You ever wonder what goes through an oyster's mind as you try and reef open its shell? Do they flex their muscle and grip the lid on as tight as they can? I would – you ain't getting in here, this door stays shut! Seems like that's what is happening trying to open these buggers. Not having a knight's chain-mail glove handy, this process is playing havoc with my manicure.
If you're a seasoned oyster eater – maybe not quite as big an eater as Colin Shirlow, a Northern Irishman known as the "destroyer of Dromore", a nine-year oyster eating champion who can down 233 oysters in three minutes – then there's only one way to prepare them. You have to shuck them yourself. It's one of those duties true "gourmands" have to do, a rite of passage. Having someone else do this for you is akin to having a "man" come in to your home to complete odd jobs you can't get around to finish.
To open – well, you really should know how to do this: wedge an oyster knife in to the pointy part, and twist. The lid will still be attached to the oyster, so use the edge of the knife to cut the oyster meat free, then do the same under the meat, flip it over. After a few dozen you'll be an expert or have a nice stay in hospital until your wounds heal. If in doubt have them opened in front of you, but try and keep that little bit of brine in the shell.
So you have your freshly opened oysters – what now? Well, here are a few ideas for some fairly simple ways of preparing the three species of oyster.
Sydney rock oysters
It's a crime, or it should be, to do anything much with these.
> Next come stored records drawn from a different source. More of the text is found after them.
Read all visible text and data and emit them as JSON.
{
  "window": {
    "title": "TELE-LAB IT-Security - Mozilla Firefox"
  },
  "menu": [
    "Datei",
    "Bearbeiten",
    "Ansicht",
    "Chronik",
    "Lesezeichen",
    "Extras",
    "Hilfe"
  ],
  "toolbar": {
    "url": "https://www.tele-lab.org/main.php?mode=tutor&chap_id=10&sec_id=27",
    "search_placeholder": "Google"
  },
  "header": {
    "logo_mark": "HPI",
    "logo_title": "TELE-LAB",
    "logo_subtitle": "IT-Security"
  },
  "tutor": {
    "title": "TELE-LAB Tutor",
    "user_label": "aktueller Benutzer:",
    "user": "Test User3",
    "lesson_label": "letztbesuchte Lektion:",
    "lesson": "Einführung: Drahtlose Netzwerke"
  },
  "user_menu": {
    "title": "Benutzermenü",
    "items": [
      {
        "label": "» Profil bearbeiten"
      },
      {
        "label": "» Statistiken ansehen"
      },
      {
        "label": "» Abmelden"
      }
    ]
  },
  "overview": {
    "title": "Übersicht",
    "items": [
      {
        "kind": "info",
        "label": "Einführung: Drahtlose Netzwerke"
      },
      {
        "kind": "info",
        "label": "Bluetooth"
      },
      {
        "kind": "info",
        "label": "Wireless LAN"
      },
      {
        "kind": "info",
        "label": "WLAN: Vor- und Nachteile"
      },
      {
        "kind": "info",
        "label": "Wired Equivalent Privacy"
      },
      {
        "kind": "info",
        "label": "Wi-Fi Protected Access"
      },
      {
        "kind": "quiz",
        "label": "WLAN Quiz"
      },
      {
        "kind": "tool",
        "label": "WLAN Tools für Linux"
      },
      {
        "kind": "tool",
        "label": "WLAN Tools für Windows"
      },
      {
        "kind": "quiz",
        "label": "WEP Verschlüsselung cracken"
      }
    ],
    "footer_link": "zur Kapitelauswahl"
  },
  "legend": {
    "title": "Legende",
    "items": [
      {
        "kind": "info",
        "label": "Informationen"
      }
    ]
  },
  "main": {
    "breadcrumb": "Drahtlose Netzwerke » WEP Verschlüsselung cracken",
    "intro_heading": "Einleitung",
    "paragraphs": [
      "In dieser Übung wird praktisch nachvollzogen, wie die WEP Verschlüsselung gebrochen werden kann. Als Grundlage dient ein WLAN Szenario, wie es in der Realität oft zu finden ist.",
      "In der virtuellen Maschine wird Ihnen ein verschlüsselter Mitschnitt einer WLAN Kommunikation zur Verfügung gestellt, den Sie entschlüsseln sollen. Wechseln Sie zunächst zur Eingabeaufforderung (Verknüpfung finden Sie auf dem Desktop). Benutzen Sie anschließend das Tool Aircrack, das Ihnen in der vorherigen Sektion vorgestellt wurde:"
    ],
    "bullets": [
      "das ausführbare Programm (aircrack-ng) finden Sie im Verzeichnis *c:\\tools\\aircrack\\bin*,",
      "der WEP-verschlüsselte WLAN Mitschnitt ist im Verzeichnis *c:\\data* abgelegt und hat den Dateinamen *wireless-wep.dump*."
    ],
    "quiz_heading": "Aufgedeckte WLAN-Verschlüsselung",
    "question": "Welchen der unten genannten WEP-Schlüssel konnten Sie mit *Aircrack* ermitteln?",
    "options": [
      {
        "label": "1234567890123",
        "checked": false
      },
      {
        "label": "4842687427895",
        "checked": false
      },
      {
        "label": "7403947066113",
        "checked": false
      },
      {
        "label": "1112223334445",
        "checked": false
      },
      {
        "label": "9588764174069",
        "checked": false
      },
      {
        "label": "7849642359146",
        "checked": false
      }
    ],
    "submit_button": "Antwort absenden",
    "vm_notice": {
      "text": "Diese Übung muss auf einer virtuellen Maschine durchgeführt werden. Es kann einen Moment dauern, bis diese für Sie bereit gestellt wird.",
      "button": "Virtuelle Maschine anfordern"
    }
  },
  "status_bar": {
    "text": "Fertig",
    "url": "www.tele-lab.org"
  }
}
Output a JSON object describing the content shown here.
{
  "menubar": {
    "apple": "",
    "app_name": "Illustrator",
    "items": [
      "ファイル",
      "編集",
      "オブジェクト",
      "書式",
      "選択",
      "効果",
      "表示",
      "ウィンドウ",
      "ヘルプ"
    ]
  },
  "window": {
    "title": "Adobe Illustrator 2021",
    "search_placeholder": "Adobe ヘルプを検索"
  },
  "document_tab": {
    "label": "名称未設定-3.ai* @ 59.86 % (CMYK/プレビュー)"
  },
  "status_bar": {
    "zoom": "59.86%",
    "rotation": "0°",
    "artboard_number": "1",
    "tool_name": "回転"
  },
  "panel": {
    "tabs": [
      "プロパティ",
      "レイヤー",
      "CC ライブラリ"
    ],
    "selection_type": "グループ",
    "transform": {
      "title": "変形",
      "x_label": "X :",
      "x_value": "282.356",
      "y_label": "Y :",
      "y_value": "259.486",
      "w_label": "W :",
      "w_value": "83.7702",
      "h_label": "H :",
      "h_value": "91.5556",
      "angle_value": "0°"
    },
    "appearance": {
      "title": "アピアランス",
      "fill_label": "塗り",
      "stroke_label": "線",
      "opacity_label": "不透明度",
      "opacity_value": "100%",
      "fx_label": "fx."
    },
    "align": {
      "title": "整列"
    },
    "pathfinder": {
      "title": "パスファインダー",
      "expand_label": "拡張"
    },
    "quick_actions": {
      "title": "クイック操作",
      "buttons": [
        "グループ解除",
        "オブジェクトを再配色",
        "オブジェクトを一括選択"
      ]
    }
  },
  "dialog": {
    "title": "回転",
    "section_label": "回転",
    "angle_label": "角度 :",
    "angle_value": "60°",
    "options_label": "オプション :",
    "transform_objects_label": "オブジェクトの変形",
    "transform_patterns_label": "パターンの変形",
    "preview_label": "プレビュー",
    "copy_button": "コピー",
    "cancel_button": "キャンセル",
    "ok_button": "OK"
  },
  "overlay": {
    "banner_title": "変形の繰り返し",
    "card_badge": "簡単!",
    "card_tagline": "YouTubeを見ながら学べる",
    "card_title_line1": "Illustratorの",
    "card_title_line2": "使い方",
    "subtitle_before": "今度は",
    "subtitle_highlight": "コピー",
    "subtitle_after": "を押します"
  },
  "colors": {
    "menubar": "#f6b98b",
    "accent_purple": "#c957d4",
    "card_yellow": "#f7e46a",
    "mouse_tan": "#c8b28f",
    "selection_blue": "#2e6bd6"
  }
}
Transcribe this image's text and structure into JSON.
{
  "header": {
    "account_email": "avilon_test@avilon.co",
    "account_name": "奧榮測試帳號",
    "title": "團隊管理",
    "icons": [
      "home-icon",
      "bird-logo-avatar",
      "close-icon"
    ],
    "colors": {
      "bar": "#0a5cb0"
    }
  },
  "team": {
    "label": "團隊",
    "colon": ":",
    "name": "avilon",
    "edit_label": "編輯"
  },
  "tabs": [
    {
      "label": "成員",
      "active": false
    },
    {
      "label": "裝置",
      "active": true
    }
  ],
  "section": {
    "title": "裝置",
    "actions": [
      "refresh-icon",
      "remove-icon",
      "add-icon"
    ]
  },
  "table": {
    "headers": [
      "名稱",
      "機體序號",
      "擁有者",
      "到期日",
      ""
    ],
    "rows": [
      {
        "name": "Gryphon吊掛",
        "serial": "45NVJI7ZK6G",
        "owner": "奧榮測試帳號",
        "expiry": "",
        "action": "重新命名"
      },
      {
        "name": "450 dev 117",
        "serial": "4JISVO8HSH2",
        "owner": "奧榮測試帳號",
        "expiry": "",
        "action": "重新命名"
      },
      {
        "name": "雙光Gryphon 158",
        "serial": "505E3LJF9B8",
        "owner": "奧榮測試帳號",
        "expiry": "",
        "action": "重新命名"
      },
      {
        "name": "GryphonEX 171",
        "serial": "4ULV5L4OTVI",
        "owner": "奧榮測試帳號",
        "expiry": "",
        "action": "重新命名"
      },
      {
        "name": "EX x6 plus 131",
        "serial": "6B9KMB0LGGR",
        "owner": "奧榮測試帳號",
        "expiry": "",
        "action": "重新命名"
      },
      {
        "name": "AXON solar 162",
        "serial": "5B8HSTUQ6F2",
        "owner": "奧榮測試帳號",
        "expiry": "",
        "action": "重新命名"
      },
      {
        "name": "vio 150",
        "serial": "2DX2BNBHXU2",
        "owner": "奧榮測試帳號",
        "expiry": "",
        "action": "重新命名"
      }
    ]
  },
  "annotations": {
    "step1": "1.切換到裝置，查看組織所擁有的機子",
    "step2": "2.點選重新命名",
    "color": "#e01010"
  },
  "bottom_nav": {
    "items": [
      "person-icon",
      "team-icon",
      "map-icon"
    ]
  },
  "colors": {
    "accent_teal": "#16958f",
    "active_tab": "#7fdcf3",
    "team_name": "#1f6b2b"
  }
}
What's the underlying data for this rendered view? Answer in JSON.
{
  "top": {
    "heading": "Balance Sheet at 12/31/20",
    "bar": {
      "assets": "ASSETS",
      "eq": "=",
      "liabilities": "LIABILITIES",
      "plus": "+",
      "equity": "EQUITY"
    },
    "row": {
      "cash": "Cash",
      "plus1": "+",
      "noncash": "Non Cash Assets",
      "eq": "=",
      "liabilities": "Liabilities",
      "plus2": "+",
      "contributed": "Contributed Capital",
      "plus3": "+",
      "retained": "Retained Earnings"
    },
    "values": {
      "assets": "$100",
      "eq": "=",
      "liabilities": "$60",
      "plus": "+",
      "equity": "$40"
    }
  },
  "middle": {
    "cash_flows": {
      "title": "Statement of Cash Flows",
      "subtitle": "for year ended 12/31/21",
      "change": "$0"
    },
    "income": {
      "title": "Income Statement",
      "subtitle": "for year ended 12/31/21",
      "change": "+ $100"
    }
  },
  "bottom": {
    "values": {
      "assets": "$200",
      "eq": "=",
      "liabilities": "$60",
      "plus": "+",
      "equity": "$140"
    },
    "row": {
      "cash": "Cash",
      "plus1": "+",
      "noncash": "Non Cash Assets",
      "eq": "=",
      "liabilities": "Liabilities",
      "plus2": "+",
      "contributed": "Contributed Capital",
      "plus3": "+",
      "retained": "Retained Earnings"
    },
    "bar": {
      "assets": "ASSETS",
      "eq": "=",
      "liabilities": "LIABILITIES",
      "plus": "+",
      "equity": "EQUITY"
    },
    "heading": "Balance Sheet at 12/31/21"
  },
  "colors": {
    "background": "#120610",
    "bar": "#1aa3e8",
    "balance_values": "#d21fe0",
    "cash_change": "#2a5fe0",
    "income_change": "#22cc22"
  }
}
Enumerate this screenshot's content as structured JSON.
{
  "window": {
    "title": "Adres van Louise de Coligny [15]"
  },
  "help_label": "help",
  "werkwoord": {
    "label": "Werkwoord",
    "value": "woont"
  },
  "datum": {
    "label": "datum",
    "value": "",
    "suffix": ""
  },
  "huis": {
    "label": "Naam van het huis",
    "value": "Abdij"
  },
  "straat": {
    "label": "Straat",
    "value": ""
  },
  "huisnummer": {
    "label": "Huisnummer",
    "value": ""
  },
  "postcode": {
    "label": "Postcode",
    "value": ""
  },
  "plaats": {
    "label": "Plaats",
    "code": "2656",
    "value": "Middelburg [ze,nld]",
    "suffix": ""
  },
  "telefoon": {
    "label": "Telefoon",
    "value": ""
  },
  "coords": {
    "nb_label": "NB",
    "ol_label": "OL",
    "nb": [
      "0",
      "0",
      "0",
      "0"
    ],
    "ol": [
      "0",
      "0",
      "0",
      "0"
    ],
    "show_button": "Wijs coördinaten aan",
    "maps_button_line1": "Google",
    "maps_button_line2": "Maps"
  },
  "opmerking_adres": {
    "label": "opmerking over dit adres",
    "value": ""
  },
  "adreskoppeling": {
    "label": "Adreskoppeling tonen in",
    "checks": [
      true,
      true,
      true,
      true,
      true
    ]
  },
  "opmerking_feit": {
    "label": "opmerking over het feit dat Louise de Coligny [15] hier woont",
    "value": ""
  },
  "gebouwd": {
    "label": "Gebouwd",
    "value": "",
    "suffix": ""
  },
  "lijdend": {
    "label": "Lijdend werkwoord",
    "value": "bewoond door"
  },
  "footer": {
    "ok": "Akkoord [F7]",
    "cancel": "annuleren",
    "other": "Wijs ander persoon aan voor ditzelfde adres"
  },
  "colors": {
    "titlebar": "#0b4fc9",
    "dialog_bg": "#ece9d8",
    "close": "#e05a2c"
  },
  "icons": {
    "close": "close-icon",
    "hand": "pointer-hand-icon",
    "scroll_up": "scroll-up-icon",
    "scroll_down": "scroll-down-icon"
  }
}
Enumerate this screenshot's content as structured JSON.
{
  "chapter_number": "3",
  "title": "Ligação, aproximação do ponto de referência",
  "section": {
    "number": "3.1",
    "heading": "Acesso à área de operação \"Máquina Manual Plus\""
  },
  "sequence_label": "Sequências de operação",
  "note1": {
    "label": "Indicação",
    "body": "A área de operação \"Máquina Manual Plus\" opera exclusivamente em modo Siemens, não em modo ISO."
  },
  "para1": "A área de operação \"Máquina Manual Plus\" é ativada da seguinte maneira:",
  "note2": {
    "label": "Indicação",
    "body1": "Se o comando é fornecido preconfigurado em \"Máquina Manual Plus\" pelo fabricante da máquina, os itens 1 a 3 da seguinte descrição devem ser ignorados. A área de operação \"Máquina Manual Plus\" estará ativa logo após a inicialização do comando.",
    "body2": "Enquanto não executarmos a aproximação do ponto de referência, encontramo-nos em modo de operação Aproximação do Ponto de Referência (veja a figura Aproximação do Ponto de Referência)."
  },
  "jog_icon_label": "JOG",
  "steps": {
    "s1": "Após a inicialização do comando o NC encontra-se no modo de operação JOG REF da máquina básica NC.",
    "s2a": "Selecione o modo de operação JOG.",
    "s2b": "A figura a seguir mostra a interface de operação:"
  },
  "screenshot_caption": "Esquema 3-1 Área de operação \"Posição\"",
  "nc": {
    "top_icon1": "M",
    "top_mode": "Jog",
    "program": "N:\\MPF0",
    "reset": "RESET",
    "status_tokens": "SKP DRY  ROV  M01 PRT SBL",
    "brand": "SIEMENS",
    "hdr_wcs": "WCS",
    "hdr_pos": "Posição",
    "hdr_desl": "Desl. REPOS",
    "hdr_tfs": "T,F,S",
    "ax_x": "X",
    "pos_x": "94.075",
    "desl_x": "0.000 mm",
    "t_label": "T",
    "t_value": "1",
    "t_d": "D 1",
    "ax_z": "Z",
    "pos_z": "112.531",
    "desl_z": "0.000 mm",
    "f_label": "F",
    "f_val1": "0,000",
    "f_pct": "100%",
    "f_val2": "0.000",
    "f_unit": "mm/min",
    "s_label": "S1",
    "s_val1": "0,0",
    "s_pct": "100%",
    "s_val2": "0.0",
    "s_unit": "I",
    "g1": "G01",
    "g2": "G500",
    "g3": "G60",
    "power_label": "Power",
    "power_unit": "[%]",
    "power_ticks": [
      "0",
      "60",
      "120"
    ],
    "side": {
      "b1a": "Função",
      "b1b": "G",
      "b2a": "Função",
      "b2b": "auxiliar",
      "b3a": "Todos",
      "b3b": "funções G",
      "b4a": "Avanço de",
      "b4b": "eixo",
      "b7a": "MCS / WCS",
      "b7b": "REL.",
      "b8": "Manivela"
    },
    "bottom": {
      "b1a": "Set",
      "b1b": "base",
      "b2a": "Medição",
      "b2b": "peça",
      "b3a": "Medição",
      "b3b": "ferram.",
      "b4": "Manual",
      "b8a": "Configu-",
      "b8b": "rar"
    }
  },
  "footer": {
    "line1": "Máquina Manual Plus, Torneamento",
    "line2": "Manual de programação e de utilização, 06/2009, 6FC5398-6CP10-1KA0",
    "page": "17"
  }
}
Just a squeeze of lemon juice to stun them, a twist of pepper to confuse them and down the hatch to dispatch them. You really need to have this with a crisp chardonnay, a Raveneau les Clos chablis would be just so awesome or, locally, a glass of Eden Road Courabyra chardonnay is definitely in the ball park. Apparently if you order a case of this, winemakers Nick and Hamish and their team will hand deliver it on a horse-drawn cart wearing period clothing. Well, maybe not, but wouldn't hurt to ask.
Building in flavour here, much stronger and brinier (if that's a word), handles more ingredients, a mignonette dressing is pretty good, finely chopped eschalots and a drizzle good sherry vinegar. Another that impresses is very finely shredded spring onion (green part only) and ginger. Soak in iced water, drain and top the oyster with this and the merest suggestion of soy, mirin and lemon juice. A treat, yet still the oyster will be centre stage.
Now, my gift to you this fine spring day. From the first edition of the New Orleans Jazz and Heritage Festival Cookbook that has been my constant companion for almost 30 years. From Tent number two as prepared by Gilbert R. Buras – a fried oyster po'boy!
You need four plump pacific oysters per person. Roll in flour, then dredge in an egg wash, then coat with polenta. Deep-fry in fresh canola oil at 170 degrees for two to three minutes, drain on absorbent paper. Have well-buttered baguettes or slider rolls ready, filled with a little shredded lettuce, celery and red onion. Stuff with oysters and garnish with pickles, your favourite hot sauce and a squeeze of lemon juice. You are most certainly welcome.